**What needs to be done**
Only the lines that include "kiếm" should be copied from the data below.

Given entries: Begin

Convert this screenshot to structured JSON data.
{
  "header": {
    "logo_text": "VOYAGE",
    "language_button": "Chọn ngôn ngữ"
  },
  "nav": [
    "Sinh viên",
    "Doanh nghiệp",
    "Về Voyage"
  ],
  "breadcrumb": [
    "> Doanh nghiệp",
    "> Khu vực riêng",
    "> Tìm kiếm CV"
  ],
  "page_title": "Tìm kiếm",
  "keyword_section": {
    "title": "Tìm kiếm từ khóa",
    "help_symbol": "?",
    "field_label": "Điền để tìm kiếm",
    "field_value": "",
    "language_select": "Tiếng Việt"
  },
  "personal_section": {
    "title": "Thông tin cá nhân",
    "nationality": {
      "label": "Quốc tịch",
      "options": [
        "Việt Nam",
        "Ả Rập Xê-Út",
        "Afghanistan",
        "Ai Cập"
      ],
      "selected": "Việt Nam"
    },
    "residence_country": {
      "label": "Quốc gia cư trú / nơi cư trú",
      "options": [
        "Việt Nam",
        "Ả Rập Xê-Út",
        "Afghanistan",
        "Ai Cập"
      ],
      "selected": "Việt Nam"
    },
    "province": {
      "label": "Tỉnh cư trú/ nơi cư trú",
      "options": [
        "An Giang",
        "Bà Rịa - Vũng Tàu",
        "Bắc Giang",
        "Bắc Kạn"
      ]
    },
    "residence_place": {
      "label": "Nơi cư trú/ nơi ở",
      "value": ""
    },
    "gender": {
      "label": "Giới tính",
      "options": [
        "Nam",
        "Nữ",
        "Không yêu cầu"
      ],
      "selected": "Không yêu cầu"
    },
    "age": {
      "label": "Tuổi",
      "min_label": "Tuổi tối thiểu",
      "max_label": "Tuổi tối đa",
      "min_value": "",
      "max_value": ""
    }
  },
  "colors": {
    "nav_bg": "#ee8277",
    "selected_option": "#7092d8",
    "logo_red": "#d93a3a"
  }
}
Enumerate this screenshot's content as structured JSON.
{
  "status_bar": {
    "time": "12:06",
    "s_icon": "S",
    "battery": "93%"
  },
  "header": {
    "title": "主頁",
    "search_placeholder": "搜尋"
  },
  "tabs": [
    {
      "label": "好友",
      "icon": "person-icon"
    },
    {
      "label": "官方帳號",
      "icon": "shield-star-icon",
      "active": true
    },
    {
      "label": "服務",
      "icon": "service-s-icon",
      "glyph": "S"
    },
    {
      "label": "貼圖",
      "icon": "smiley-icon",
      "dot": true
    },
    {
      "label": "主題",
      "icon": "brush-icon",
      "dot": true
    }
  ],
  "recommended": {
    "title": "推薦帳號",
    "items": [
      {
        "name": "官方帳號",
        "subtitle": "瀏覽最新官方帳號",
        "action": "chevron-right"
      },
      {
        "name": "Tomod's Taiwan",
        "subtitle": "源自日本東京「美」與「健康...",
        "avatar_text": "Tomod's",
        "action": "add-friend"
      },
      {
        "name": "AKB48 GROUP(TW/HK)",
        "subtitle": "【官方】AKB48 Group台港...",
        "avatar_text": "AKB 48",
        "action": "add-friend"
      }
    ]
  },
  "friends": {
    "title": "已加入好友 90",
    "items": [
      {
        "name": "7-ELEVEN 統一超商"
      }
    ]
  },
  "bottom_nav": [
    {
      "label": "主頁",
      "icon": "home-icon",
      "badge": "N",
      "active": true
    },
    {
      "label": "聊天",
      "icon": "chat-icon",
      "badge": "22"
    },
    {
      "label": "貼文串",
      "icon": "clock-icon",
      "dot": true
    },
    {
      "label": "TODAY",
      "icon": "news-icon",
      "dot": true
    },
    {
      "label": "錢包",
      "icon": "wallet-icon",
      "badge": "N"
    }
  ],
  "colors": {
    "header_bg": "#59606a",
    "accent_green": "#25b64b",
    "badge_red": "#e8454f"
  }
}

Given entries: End

**Solution for this task**
    "> Tìm kiếm CV"
  "page_title": "Tìm kiếm",
    "title": "Tìm kiếm từ khóa",
    "field_label": "Điền để tìm kiếm",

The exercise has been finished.